→ **Assignment**
Look through the material below and say how many of its lines carry the string "JSON". Only the number should be given.

→ **Information given**
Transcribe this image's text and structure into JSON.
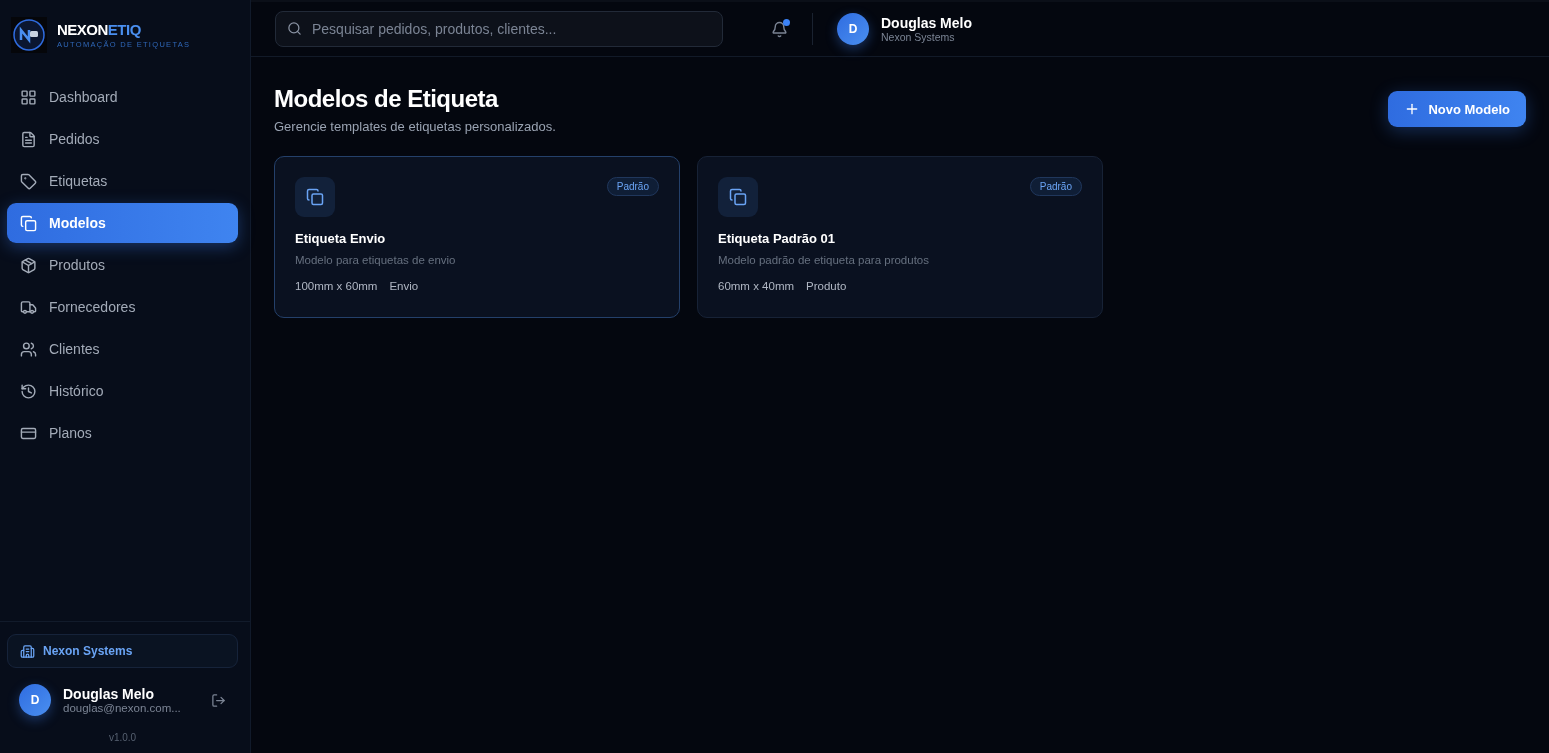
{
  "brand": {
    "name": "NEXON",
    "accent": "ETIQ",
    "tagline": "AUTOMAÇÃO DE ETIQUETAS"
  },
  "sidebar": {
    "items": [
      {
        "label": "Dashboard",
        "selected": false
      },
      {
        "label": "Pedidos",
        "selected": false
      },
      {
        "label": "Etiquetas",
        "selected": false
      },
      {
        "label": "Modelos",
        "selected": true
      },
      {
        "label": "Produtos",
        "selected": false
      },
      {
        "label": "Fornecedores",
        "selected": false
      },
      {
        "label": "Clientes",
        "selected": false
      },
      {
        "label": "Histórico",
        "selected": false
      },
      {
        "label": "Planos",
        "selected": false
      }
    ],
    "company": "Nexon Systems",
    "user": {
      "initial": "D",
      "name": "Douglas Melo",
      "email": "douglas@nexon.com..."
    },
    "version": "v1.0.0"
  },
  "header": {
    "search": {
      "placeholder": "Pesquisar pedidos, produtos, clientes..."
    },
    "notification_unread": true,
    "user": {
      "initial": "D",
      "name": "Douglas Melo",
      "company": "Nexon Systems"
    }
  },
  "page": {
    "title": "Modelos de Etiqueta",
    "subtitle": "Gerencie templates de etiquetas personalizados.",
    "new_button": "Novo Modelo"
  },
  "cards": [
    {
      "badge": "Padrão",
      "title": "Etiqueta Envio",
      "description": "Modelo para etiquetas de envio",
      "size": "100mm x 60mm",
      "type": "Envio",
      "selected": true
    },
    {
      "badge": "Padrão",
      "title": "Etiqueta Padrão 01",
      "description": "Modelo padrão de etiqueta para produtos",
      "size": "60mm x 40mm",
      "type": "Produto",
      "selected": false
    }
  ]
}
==
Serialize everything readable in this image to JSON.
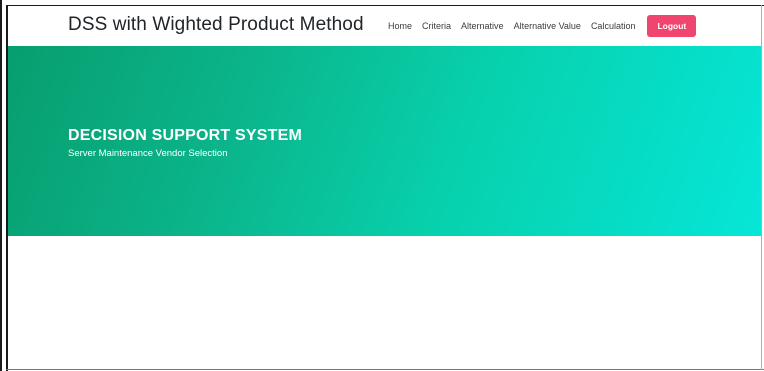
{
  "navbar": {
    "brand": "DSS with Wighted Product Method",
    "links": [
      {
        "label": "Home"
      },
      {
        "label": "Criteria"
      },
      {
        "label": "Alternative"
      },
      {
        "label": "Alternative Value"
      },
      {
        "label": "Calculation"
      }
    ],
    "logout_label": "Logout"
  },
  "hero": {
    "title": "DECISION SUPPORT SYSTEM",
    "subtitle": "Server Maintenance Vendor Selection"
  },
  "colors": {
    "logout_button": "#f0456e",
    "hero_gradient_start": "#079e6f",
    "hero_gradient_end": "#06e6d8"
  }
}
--
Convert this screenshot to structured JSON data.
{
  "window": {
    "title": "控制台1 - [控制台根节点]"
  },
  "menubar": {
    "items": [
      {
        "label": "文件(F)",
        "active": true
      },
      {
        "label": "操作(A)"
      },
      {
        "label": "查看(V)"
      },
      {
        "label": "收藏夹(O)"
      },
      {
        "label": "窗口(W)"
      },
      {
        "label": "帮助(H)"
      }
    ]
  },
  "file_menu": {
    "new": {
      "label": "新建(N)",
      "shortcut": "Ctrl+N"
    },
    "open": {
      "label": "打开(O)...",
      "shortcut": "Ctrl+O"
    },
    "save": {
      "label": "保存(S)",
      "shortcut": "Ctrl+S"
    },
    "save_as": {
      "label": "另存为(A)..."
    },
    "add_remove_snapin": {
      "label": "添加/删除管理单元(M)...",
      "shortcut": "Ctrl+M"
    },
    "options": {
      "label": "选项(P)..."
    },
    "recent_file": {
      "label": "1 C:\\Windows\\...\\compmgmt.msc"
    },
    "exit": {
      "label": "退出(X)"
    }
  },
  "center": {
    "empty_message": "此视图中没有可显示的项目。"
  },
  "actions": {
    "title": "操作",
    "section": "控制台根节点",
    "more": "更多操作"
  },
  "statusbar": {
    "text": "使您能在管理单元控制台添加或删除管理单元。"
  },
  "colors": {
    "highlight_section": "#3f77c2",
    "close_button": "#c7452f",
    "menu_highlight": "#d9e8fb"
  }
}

→ **Solution for this task**
3